The Convention on Biological Diversity (CBD), adopted at the 1992 Earth Summit in Rio de Janeiro, is one of the key agreements on a comprehensive strategy for sustainable development. The Convention has 193 Parties and three main goals:

  1. the conservation of biological diversity,
  2. the sustainable use of its components, and
  3. the fair and equitable sharing of the benefits from the use of genetic resources.

The overarching implementation framework is the Strategic Plan for Biodiversity 2011-2020 adopted at the tenth meeting of the Conference of the Parties (COP 10) held in October 2010, in Nagoya, Japan.

Also the Nagoya Protocol voor Access and Benefit Sharing (ABS) was adopted in 2010. It addresses the third main goal of the convention. Earlier, in 2000, the Cartagena Protocol voor Biosafety was adopted.

Additional information on the Convention can be found on the CBD website

Currently there is a process ongoing to formulate an implementation framework for the CBD for the 2020-2030 era: the so called Post-2020 Biodiversity Framework.

The Netherlands calls for a shift towards stronger, yet realistic, implementation of biodiversity goals, trough active collaboration with local and regional governments and the private sector including the financial sector. The Netherlands aims for strengthened efforts towards integration of biodiversity goals in other sectors. This concerns the agricultural and fisheries sector, but also industries in the food and non-food sector.

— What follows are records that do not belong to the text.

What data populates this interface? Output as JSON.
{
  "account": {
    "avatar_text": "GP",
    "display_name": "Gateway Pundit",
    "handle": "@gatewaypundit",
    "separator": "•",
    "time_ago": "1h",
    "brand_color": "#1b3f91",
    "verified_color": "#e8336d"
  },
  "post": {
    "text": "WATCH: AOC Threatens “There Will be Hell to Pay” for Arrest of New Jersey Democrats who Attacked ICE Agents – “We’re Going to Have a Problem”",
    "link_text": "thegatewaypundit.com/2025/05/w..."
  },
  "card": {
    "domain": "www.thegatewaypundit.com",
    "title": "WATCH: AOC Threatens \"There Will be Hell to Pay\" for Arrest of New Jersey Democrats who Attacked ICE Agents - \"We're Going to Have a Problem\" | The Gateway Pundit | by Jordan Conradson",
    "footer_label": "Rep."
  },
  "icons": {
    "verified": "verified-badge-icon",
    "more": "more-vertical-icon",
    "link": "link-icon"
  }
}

Within the CBD an initiative has been launched to showcase these bottom up initiatives: An agenda for action. For the initial Dutch initiatives in this respect see the report issued by IUCN NL based on their initiative to compile and catalyze pledges by Dutch companies, knowledge institutions, NGOs and citizens.

Cover of the convention text booklet